Source information:
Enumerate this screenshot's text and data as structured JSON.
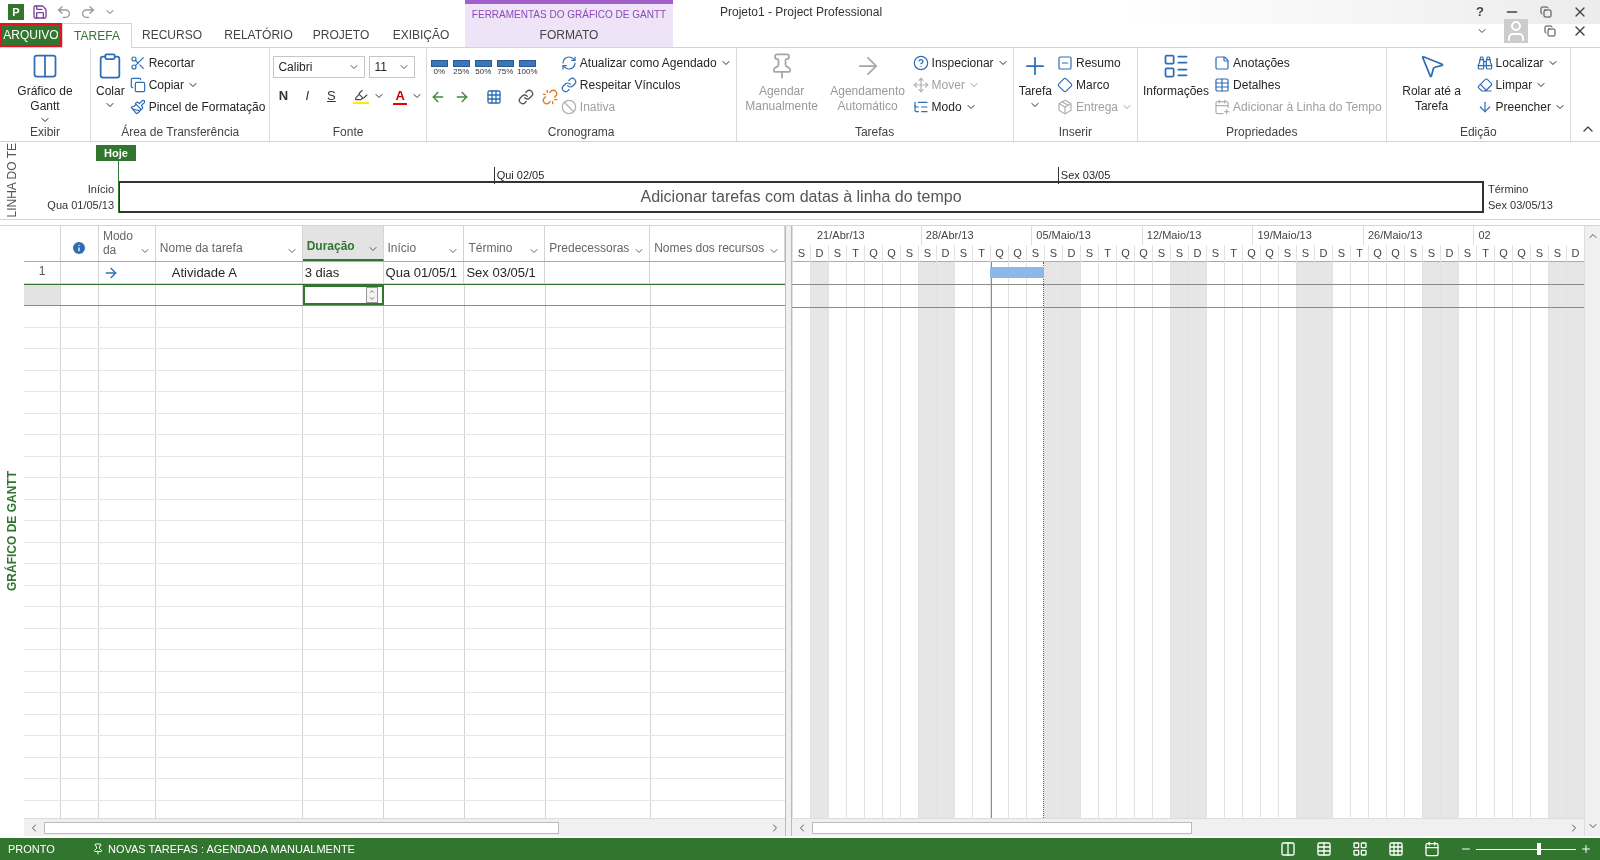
{
  "app_icon_letter": "P",
  "window": {
    "title": "Projeto1 - Project Professional",
    "help": "?"
  },
  "contextual_group": "FERRAMENTAS DO GRÁFICO DE GANTT",
  "tabs": [
    {
      "label": "ARQUIVO",
      "kind": "file",
      "selected": false
    },
    {
      "label": "TAREFA",
      "kind": "normal",
      "selected": true
    },
    {
      "label": "RECURSO",
      "kind": "normal",
      "selected": false
    },
    {
      "label": "RELATÓRIO",
      "kind": "normal",
      "selected": false
    },
    {
      "label": "PROJETO",
      "kind": "normal",
      "selected": false
    },
    {
      "label": "EXIBIÇÃO",
      "kind": "normal",
      "selected": false
    },
    {
      "label": "FORMATO",
      "kind": "contextual",
      "selected": false
    }
  ],
  "ribbon": [
    {
      "label": "Exibir",
      "large": [
        {
          "label": "Gráfico de Gantt",
          "dropdown": true,
          "disabled": false
        }
      ]
    },
    {
      "label": "Área de Transferência",
      "large": [
        {
          "label": "Colar",
          "dropdown": true,
          "disabled": false
        }
      ],
      "small": [
        {
          "label": "Recortar",
          "dropdown": false,
          "disabled": false
        },
        {
          "label": "Copiar",
          "dropdown": true,
          "disabled": false
        },
        {
          "label": "Pincel de Formatação",
          "dropdown": false,
          "disabled": false
        }
      ]
    },
    {
      "label": "Fonte",
      "font": {
        "name": "Calibri",
        "size": "11",
        "styles": [
          "N",
          "I",
          "S"
        ],
        "color_letter": "A"
      }
    },
    {
      "label": "Cronograma",
      "percent": [
        "0%",
        "25%",
        "50%",
        "75%",
        "100%"
      ],
      "small": [
        {
          "label": "Atualizar como Agendado",
          "dropdown": true,
          "disabled": false
        },
        {
          "label": "Respeitar Vínculos",
          "dropdown": false,
          "disabled": false
        },
        {
          "label": "Inativa",
          "dropdown": false,
          "disabled": true
        }
      ]
    },
    {
      "label": "Tarefas",
      "large": [
        {
          "label": "Agendar Manualmente",
          "dropdown": false,
          "disabled": true
        },
        {
          "label": "Agendamento Automático",
          "dropdown": false,
          "disabled": true
        }
      ],
      "small": [
        {
          "label": "Inspecionar",
          "dropdown": true,
          "disabled": false
        },
        {
          "label": "Mover",
          "dropdown": true,
          "disabled": true
        },
        {
          "label": "Modo",
          "dropdown": true,
          "disabled": false
        }
      ]
    },
    {
      "label": "Inserir",
      "large": [
        {
          "label": "Tarefa",
          "dropdown": true,
          "disabled": false
        }
      ],
      "small": [
        {
          "label": "Resumo",
          "dropdown": false,
          "disabled": false
        },
        {
          "label": "Marco",
          "dropdown": false,
          "disabled": false
        },
        {
          "label": "Entrega",
          "dropdown": true,
          "disabled": true
        }
      ]
    },
    {
      "label": "Propriedades",
      "large": [
        {
          "label": "Informações",
          "dropdown": false,
          "disabled": false
        }
      ],
      "small": [
        {
          "label": "Anotações",
          "dropdown": false,
          "disabled": false
        },
        {
          "label": "Detalhes",
          "dropdown": false,
          "disabled": false
        },
        {
          "label": "Adicionar à Linha do Tempo",
          "dropdown": false,
          "disabled": true
        }
      ]
    },
    {
      "label": "Edição",
      "large": [
        {
          "label": "Rolar até a Tarefa",
          "dropdown": false,
          "disabled": false
        }
      ],
      "small": [
        {
          "label": "Localizar",
          "dropdown": true,
          "disabled": false
        },
        {
          "label": "Limpar",
          "dropdown": true,
          "disabled": false
        },
        {
          "label": "Preencher",
          "dropdown": true,
          "disabled": false
        }
      ]
    }
  ],
  "timeline": {
    "side_label": "LINHA DO TE",
    "today": "Hoje",
    "start_label": "Início",
    "start_date": "Qua 01/05/13",
    "ticks": [
      "Qui 02/05",
      "Sex 03/05"
    ],
    "placeholder": "Adicionar tarefas com datas à linha do tempo",
    "end_label": "Término",
    "end_date": "Sex 03/05/13"
  },
  "view_label": "GRÁFICO DE GANTT",
  "table": {
    "columns": [
      {
        "label": "Modo da",
        "selected": false
      },
      {
        "label": "Nome da tarefa",
        "selected": false
      },
      {
        "label": "Duração",
        "selected": true
      },
      {
        "label": "Início",
        "selected": false
      },
      {
        "label": "Término",
        "selected": false
      },
      {
        "label": "Predecessoras",
        "selected": false
      },
      {
        "label": "Nomes dos recursos",
        "selected": false
      }
    ],
    "rows": [
      {
        "id": "1",
        "name": "Atividade A",
        "duration": "3 dias",
        "start": "Qua 01/05/1",
        "finish": "Sex 03/05/1"
      }
    ],
    "new_row": {
      "selected": true
    }
  },
  "gantt": {
    "weeks": [
      "21/Abr/13",
      "28/Abr/13",
      "05/Maio/13",
      "12/Maio/13",
      "19/Maio/13",
      "26/Maio/13",
      "02"
    ],
    "days": [
      {
        "label": "S",
        "weekend": false,
        "task": false,
        "today": false,
        "finish": false
      },
      {
        "label": "D",
        "weekend": true,
        "task": false,
        "today": false,
        "finish": false
      },
      {
        "label": "S",
        "weekend": false,
        "task": false,
        "today": false,
        "finish": false
      },
      {
        "label": "T",
        "weekend": false,
        "task": false,
        "today": false,
        "finish": false
      },
      {
        "label": "Q",
        "weekend": false,
        "task": false,
        "today": false,
        "finish": false
      },
      {
        "label": "Q",
        "weekend": false,
        "task": false,
        "today": false,
        "finish": false
      },
      {
        "label": "S",
        "weekend": false,
        "task": false,
        "today": false,
        "finish": false
      },
      {
        "label": "S",
        "weekend": true,
        "task": false,
        "today": false,
        "finish": false
      },
      {
        "label": "D",
        "weekend": true,
        "task": false,
        "today": false,
        "finish": false
      },
      {
        "label": "S",
        "weekend": false,
        "task": false,
        "today": false,
        "finish": false
      },
      {
        "label": "T",
        "weekend": false,
        "task": false,
        "today": false,
        "finish": false
      },
      {
        "label": "Q",
        "weekend": false,
        "task": true,
        "today": true,
        "finish": false
      },
      {
        "label": "Q",
        "weekend": false,
        "task": true,
        "today": false,
        "finish": false
      },
      {
        "label": "S",
        "weekend": false,
        "task": true,
        "today": false,
        "finish": true
      },
      {
        "label": "S",
        "weekend": true,
        "task": false,
        "today": false,
        "finish": false
      },
      {
        "label": "D",
        "weekend": true,
        "task": false,
        "today": false,
        "finish": false
      },
      {
        "label": "S",
        "weekend": false,
        "task": false,
        "today": false,
        "finish": false
      },
      {
        "label": "T",
        "weekend": false,
        "task": false,
        "today": false,
        "finish": false
      },
      {
        "label": "Q",
        "weekend": false,
        "task": false,
        "today": false,
        "finish": false
      },
      {
        "label": "Q",
        "weekend": false,
        "task": false,
        "today": false,
        "finish": false
      },
      {
        "label": "S",
        "weekend": false,
        "task": false,
        "today": false,
        "finish": false
      },
      {
        "label": "S",
        "weekend": true,
        "task": false,
        "today": false,
        "finish": false
      },
      {
        "label": "D",
        "weekend": true,
        "task": false,
        "today": false,
        "finish": false
      },
      {
        "label": "S",
        "weekend": false,
        "task": false,
        "today": false,
        "finish": false
      },
      {
        "label": "T",
        "weekend": false,
        "task": false,
        "today": false,
        "finish": false
      },
      {
        "label": "Q",
        "weekend": false,
        "task": false,
        "today": false,
        "finish": false
      },
      {
        "label": "Q",
        "weekend": false,
        "task": false,
        "today": false,
        "finish": false
      },
      {
        "label": "S",
        "weekend": false,
        "task": false,
        "today": false,
        "finish": false
      },
      {
        "label": "S",
        "weekend": true,
        "task": false,
        "today": false,
        "finish": false
      },
      {
        "label": "D",
        "weekend": true,
        "task": false,
        "today": false,
        "finish": false
      },
      {
        "label": "S",
        "weekend": false,
        "task": false,
        "today": false,
        "finish": false
      },
      {
        "label": "T",
        "weekend": false,
        "task": false,
        "today": false,
        "finish": false
      },
      {
        "label": "Q",
        "weekend": false,
        "task": false,
        "today": false,
        "finish": false
      },
      {
        "label": "Q",
        "weekend": false,
        "task": false,
        "today": false,
        "finish": false
      },
      {
        "label": "S",
        "weekend": false,
        "task": false,
        "today": false,
        "finish": false
      },
      {
        "label": "S",
        "weekend": true,
        "task": false,
        "today": false,
        "finish": false
      },
      {
        "label": "D",
        "weekend": true,
        "task": false,
        "today": false,
        "finish": false
      },
      {
        "label": "S",
        "weekend": false,
        "task": false,
        "today": false,
        "finish": false
      },
      {
        "label": "T",
        "weekend": false,
        "task": false,
        "today": false,
        "finish": false
      },
      {
        "label": "Q",
        "weekend": false,
        "task": false,
        "today": false,
        "finish": false
      },
      {
        "label": "Q",
        "weekend": false,
        "task": false,
        "today": false,
        "finish": false
      },
      {
        "label": "S",
        "weekend": false,
        "task": false,
        "today": false,
        "finish": false
      },
      {
        "label": "S",
        "weekend": true,
        "task": false,
        "today": false,
        "finish": false
      },
      {
        "label": "D",
        "weekend": true,
        "task": false,
        "today": false,
        "finish": false
      }
    ]
  },
  "status_bar": {
    "ready": "PRONTO",
    "new_tasks": "NOVAS TAREFAS : AGENDADA MANUALMENTE",
    "zoom": {
      "level": 0.63
    }
  }
}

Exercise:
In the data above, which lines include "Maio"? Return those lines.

Task output:
      "05/Maio/13",
      "12/Maio/13",
      "19/Maio/13",
      "26/Maio/13",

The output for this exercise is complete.